» Task prompt:
Without the pictures, copy the entries below word for word.

» Records supplied:
== Segment start ==

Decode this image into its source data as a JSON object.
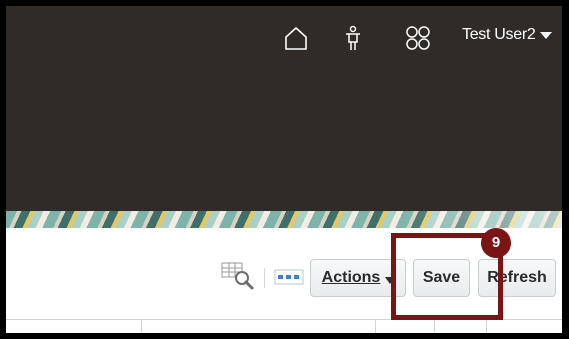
{
  "header": {
    "user_name": "Test User2"
  },
  "toolbar": {
    "actions_label": "Actions",
    "save_label": "Save",
    "refresh_label": "Refresh"
  },
  "callout": {
    "step_number": "9"
  },
  "colors": {
    "header_bg": "#2f2b28",
    "highlight": "#7a1415",
    "button_border": "#c9cdd1"
  },
  "icons": [
    "home-icon",
    "accessibility-icon",
    "apps-grid-icon",
    "user-menu-chevron-icon",
    "query-by-example-icon",
    "freeze-columns-icon",
    "actions-dropdown-icon"
  ]
}
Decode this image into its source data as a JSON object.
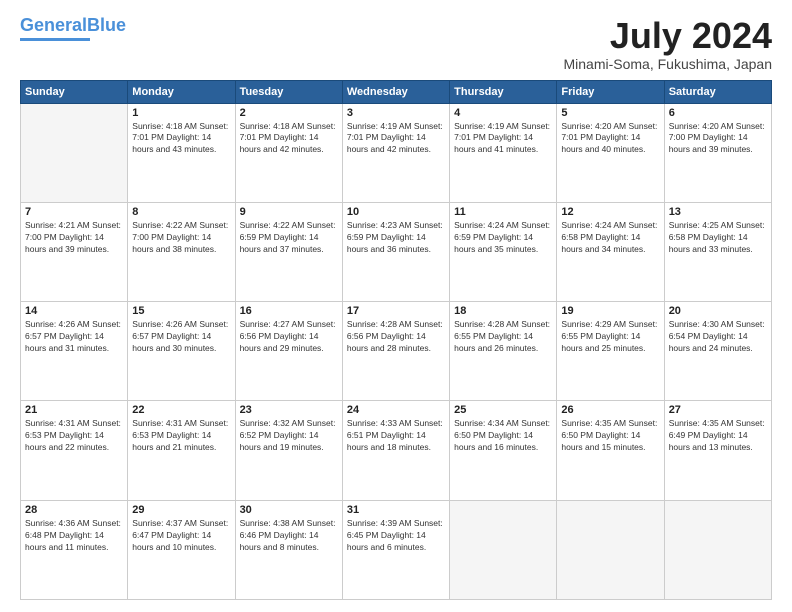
{
  "header": {
    "logo_line1": "General",
    "logo_line2": "Blue",
    "month_year": "July 2024",
    "location": "Minami-Soma, Fukushima, Japan"
  },
  "weekdays": [
    "Sunday",
    "Monday",
    "Tuesday",
    "Wednesday",
    "Thursday",
    "Friday",
    "Saturday"
  ],
  "weeks": [
    [
      {
        "day": "",
        "text": ""
      },
      {
        "day": "1",
        "text": "Sunrise: 4:18 AM\nSunset: 7:01 PM\nDaylight: 14 hours\nand 43 minutes."
      },
      {
        "day": "2",
        "text": "Sunrise: 4:18 AM\nSunset: 7:01 PM\nDaylight: 14 hours\nand 42 minutes."
      },
      {
        "day": "3",
        "text": "Sunrise: 4:19 AM\nSunset: 7:01 PM\nDaylight: 14 hours\nand 42 minutes."
      },
      {
        "day": "4",
        "text": "Sunrise: 4:19 AM\nSunset: 7:01 PM\nDaylight: 14 hours\nand 41 minutes."
      },
      {
        "day": "5",
        "text": "Sunrise: 4:20 AM\nSunset: 7:01 PM\nDaylight: 14 hours\nand 40 minutes."
      },
      {
        "day": "6",
        "text": "Sunrise: 4:20 AM\nSunset: 7:00 PM\nDaylight: 14 hours\nand 39 minutes."
      }
    ],
    [
      {
        "day": "7",
        "text": "Sunrise: 4:21 AM\nSunset: 7:00 PM\nDaylight: 14 hours\nand 39 minutes."
      },
      {
        "day": "8",
        "text": "Sunrise: 4:22 AM\nSunset: 7:00 PM\nDaylight: 14 hours\nand 38 minutes."
      },
      {
        "day": "9",
        "text": "Sunrise: 4:22 AM\nSunset: 6:59 PM\nDaylight: 14 hours\nand 37 minutes."
      },
      {
        "day": "10",
        "text": "Sunrise: 4:23 AM\nSunset: 6:59 PM\nDaylight: 14 hours\nand 36 minutes."
      },
      {
        "day": "11",
        "text": "Sunrise: 4:24 AM\nSunset: 6:59 PM\nDaylight: 14 hours\nand 35 minutes."
      },
      {
        "day": "12",
        "text": "Sunrise: 4:24 AM\nSunset: 6:58 PM\nDaylight: 14 hours\nand 34 minutes."
      },
      {
        "day": "13",
        "text": "Sunrise: 4:25 AM\nSunset: 6:58 PM\nDaylight: 14 hours\nand 33 minutes."
      }
    ],
    [
      {
        "day": "14",
        "text": "Sunrise: 4:26 AM\nSunset: 6:57 PM\nDaylight: 14 hours\nand 31 minutes."
      },
      {
        "day": "15",
        "text": "Sunrise: 4:26 AM\nSunset: 6:57 PM\nDaylight: 14 hours\nand 30 minutes."
      },
      {
        "day": "16",
        "text": "Sunrise: 4:27 AM\nSunset: 6:56 PM\nDaylight: 14 hours\nand 29 minutes."
      },
      {
        "day": "17",
        "text": "Sunrise: 4:28 AM\nSunset: 6:56 PM\nDaylight: 14 hours\nand 28 minutes."
      },
      {
        "day": "18",
        "text": "Sunrise: 4:28 AM\nSunset: 6:55 PM\nDaylight: 14 hours\nand 26 minutes."
      },
      {
        "day": "19",
        "text": "Sunrise: 4:29 AM\nSunset: 6:55 PM\nDaylight: 14 hours\nand 25 minutes."
      },
      {
        "day": "20",
        "text": "Sunrise: 4:30 AM\nSunset: 6:54 PM\nDaylight: 14 hours\nand 24 minutes."
      }
    ],
    [
      {
        "day": "21",
        "text": "Sunrise: 4:31 AM\nSunset: 6:53 PM\nDaylight: 14 hours\nand 22 minutes."
      },
      {
        "day": "22",
        "text": "Sunrise: 4:31 AM\nSunset: 6:53 PM\nDaylight: 14 hours\nand 21 minutes."
      },
      {
        "day": "23",
        "text": "Sunrise: 4:32 AM\nSunset: 6:52 PM\nDaylight: 14 hours\nand 19 minutes."
      },
      {
        "day": "24",
        "text": "Sunrise: 4:33 AM\nSunset: 6:51 PM\nDaylight: 14 hours\nand 18 minutes."
      },
      {
        "day": "25",
        "text": "Sunrise: 4:34 AM\nSunset: 6:50 PM\nDaylight: 14 hours\nand 16 minutes."
      },
      {
        "day": "26",
        "text": "Sunrise: 4:35 AM\nSunset: 6:50 PM\nDaylight: 14 hours\nand 15 minutes."
      },
      {
        "day": "27",
        "text": "Sunrise: 4:35 AM\nSunset: 6:49 PM\nDaylight: 14 hours\nand 13 minutes."
      }
    ],
    [
      {
        "day": "28",
        "text": "Sunrise: 4:36 AM\nSunset: 6:48 PM\nDaylight: 14 hours\nand 11 minutes."
      },
      {
        "day": "29",
        "text": "Sunrise: 4:37 AM\nSunset: 6:47 PM\nDaylight: 14 hours\nand 10 minutes."
      },
      {
        "day": "30",
        "text": "Sunrise: 4:38 AM\nSunset: 6:46 PM\nDaylight: 14 hours\nand 8 minutes."
      },
      {
        "day": "31",
        "text": "Sunrise: 4:39 AM\nSunset: 6:45 PM\nDaylight: 14 hours\nand 6 minutes."
      },
      {
        "day": "",
        "text": ""
      },
      {
        "day": "",
        "text": ""
      },
      {
        "day": "",
        "text": ""
      }
    ]
  ]
}
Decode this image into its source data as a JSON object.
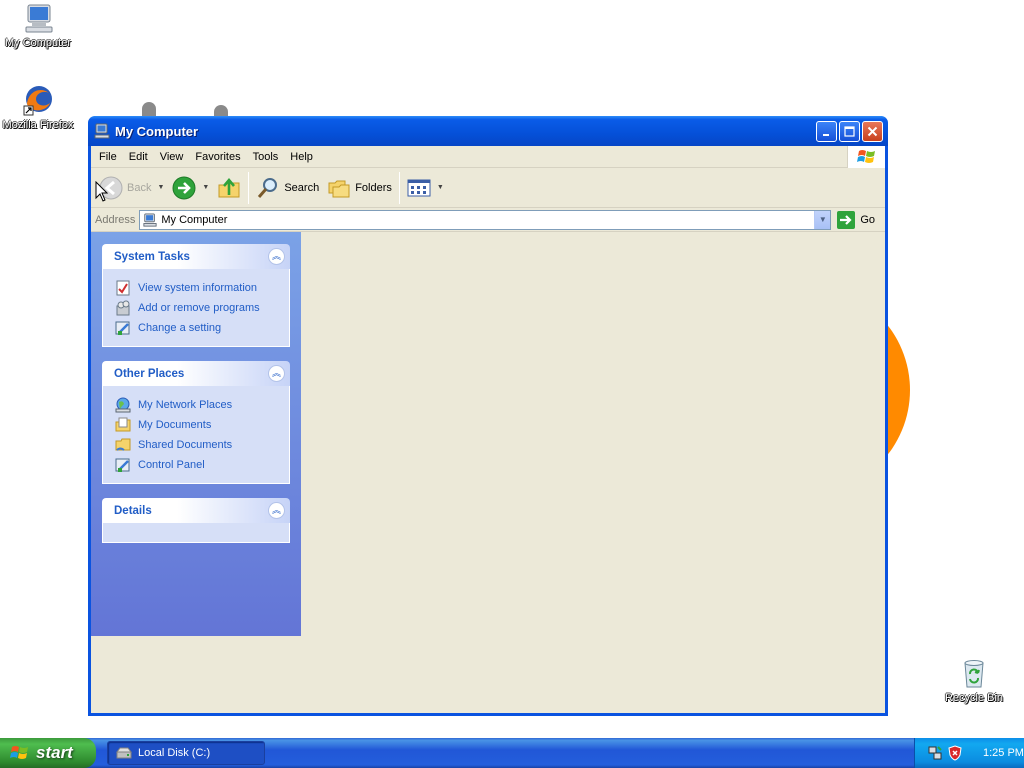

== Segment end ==

» Answer space:
Decode this image into its source data as a JSON object.
{
  "header": {
    "user_name": "Test User2"
  },
  "toolbar": {
    "actions_label": "Actions",
    "save_label": "Save",
    "refresh_label": "Refresh"
  },
  "callout": {
    "step_number": "9"
  },
  "colors": {
    "header_bg": "#2f2b28",
    "highlight": "#7a1415",
    "button_border": "#c9cdd1"
  },
  "icons": [
    "home-icon",
    "accessibility-icon",
    "apps-grid-icon",
    "user-menu-chevron-icon",
    "query-by-example-icon",
    "freeze-columns-icon",
    "actions-dropdown-icon"
  ]
}
Decode this image into its source data as a JSON object.
{
  "header": {
    "logo_line1": "General",
    "logo_line2": "Blue",
    "month_year": "July 2024",
    "location": "Minami-Soma, Fukushima, Japan"
  },
  "weekdays": [
    "Sunday",
    "Monday",
    "Tuesday",
    "Wednesday",
    "Thursday",
    "Friday",
    "Saturday"
  ],
  "weeks": [
    [
      {
        "day": "",
        "text": ""
      },
      {
        "day": "1",
        "text": "Sunrise: 4:18 AM\nSunset: 7:01 PM\nDaylight: 14 hours\nand 43 minutes."
      },
      {
        "day": "2",
        "text": "Sunrise: 4:18 AM\nSunset: 7:01 PM\nDaylight: 14 hours\nand 42 minutes."
      },
      {
        "day": "3",
        "text": "Sunrise: 4:19 AM\nSunset: 7:01 PM\nDaylight: 14 hours\nand 42 minutes."
      },
      {
        "day": "4",
        "text": "Sunrise: 4:19 AM\nSunset: 7:01 PM\nDaylight: 14 hours\nand 41 minutes."
      },
      {
        "day": "5",
        "text": "Sunrise: 4:20 AM\nSunset: 7:01 PM\nDaylight: 14 hours\nand 40 minutes."
      },
      {
        "day": "6",
        "text": "Sunrise: 4:20 AM\nSunset: 7:00 PM\nDaylight: 14 hours\nand 39 minutes."
      }
    ],
    [
      {
        "day": "7",
        "text": "Sunrise: 4:21 AM\nSunset: 7:00 PM\nDaylight: 14 hours\nand 39 minutes."
      },
      {
        "day": "8",
        "text": "Sunrise: 4:22 AM\nSunset: 7:00 PM\nDaylight: 14 hours\nand 38 minutes."
      },
      {
        "day": "9",
        "text": "Sunrise: 4:22 AM\nSunset: 6:59 PM\nDaylight: 14 hours\nand 37 minutes."
      },
      {
        "day": "10",
        "text": "Sunrise: 4:23 AM\nSunset: 6:59 PM\nDaylight: 14 hours\nand 36 minutes."
      },
      {
        "day": "11",
        "text": "Sunrise: 4:24 AM\nSunset: 6:59 PM\nDaylight: 14 hours\nand 35 minutes."
      },
      {
        "day": "12",
        "text": "Sunrise: 4:24 AM\nSunset: 6:58 PM\nDaylight: 14 hours\nand 34 minutes."
      },
      {
        "day": "13",
        "text": "Sunrise: 4:25 AM\nSunset: 6:58 PM\nDaylight: 14 hours\nand 33 minutes."
      }
    ],
    [
      {
        "day": "14",
        "text": "Sunrise: 4:26 AM\nSunset: 6:57 PM\nDaylight: 14 hours\nand 31 minutes."
      },
      {
        "day": "15",
        "text": "Sunrise: 4:26 AM\nSunset: 6:57 PM\nDaylight: 14 hours\nand 30 minutes."
      },
      {
        "day": "16",
        "text": "Sunrise: 4:27 AM\nSunset: 6:56 PM\nDaylight: 14 hours\nand 29 minutes."
      },
      {
        "day": "17",
        "text": "Sunrise: 4:28 AM\nSunset: 6:56 PM\nDaylight: 14 hours\nand 28 minutes."
      },
      {
        "day": "18",
        "text": "Sunrise: 4:28 AM\nSunset: 6:55 PM\nDaylight: 14 hours\nand 26 minutes."
      },
      {
        "day": "19",
        "text": "Sunrise: 4:29 AM\nSunset: 6:55 PM\nDaylight: 14 hours\nand 25 minutes."
      },
      {
        "day": "20",
        "text": "Sunrise: 4:30 AM\nSunset: 6:54 PM\nDaylight: 14 hours\nand 24 minutes."
      }
    ],
    [
      {
        "day": "21",
        "text": "Sunrise: 4:31 AM\nSunset: 6:53 PM\nDaylight: 14 hours\nand 22 minutes."
      },
      {
        "day": "22",
        "text": "Sunrise: 4:31 AM\nSunset: 6:53 PM\nDaylight: 14 hours\nand 21 minutes."
      },
      {
        "day": "23",
        "text": "Sunrise: 4:32 AM\nSunset: 6:52 PM\nDaylight: 14 hours\nand 19 minutes."
      },
      {
        "day": "24",
        "text": "Sunrise: 4:33 AM\nSunset: 6:51 PM\nDaylight: 14 hours\nand 18 minutes."
      },
      {
        "day": "25",
        "text": "Sunrise: 4:34 AM\nSunset: 6:50 PM\nDaylight: 14 hours\nand 16 minutes."
      },
      {
        "day": "26",
        "text": "Sunrise: 4:35 AM\nSunset: 6:50 PM\nDaylight: 14 hours\nand 15 minutes."
      },
      {
        "day": "27",
        "text": "Sunrise: 4:35 AM\nSunset: 6:49 PM\nDaylight: 14 hours\nand 13 minutes."
      }
    ],
    [
      {
        "day": "28",
        "text": "Sunrise: 4:36 AM\nSunset: 6:48 PM\nDaylight: 14 hours\nand 11 minutes."
      },
      {
        "day": "29",
        "text": "Sunrise: 4:37 AM\nSunset: 6:47 PM\nDaylight: 14 hours\nand 10 minutes."
      },
      {
        "day": "30",
        "text": "Sunrise: 4:38 AM\nSunset: 6:46 PM\nDaylight: 14 hours\nand 8 minutes."
      },
      {
        "day": "31",
        "text": "Sunrise: 4:39 AM\nSunset: 6:45 PM\nDaylight: 14 hours\nand 6 minutes."
      },
      {
        "day": "",
        "text": ""
      },
      {
        "day": "",
        "text": ""
      },
      {
        "day": "",
        "text": ""
      }
    ]
  ]
}
Decode this image into its source data as a JSON object.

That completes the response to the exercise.